# Coulomb's Law

1. Jul 8, 2009

### define_normal

1. The problem statement, all variables and given/known data
Two small beads having positive charges 3q and q are fixed at the opposite ends of a horizontal, insulating rod, extending from the origin to the point x = d. A third small bead (in the middle) is free to slide on the rod. At what position is the third bead in equilibrium? Can it be stable in equilibrium?

2. Relevant equations
Coulomb's Law
F = ke (q1q2)/r^2

3. The attempt at a solution

2. Jul 8, 2009

### turin

You don't know any of the values, do you? Work symbollically. That is, just use q's and r's and such, instead of "actual numbers".

3. Jul 8, 2009

### define_normal

Hmm. So in order for me to do that, I don't need to know the charge of the third particle?

4. Jul 9, 2009

### turin

That's right. You would need to know the charge if you wanted to calculate a non-vanishing force. But, the problem stipulates equilibrium, so it doesn't matter. You are looking for the location where - something, regardless of the amount of charge that is placed there - will calculate to be zero.
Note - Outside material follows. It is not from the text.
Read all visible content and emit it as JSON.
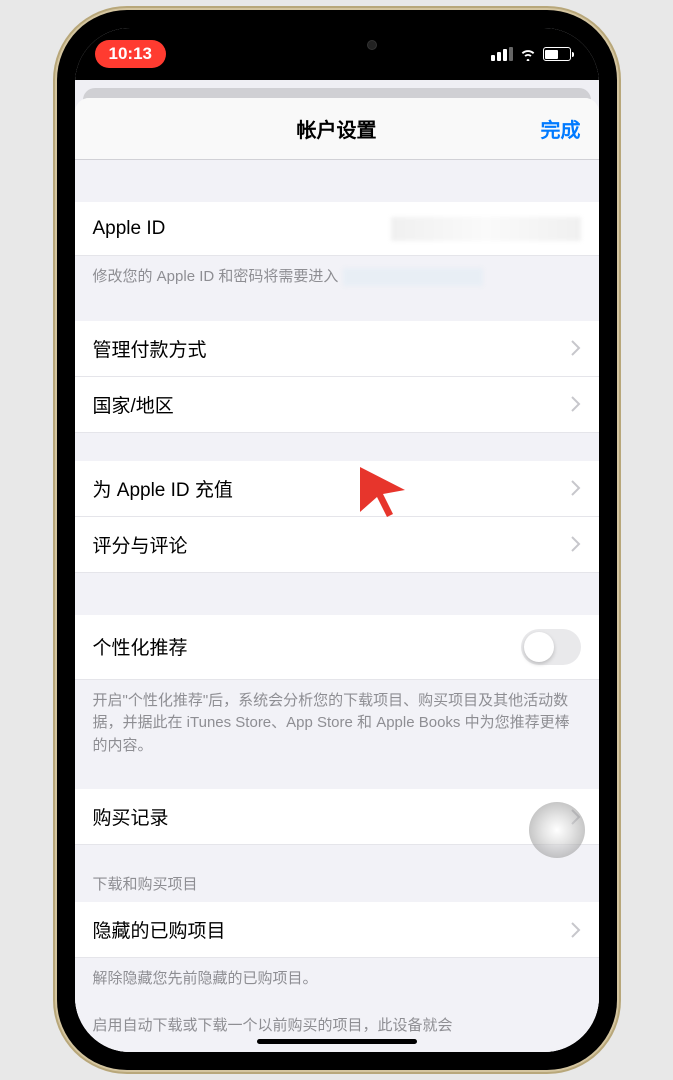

Even then, you have to calculate this location symbolically (i.e. in terms of d).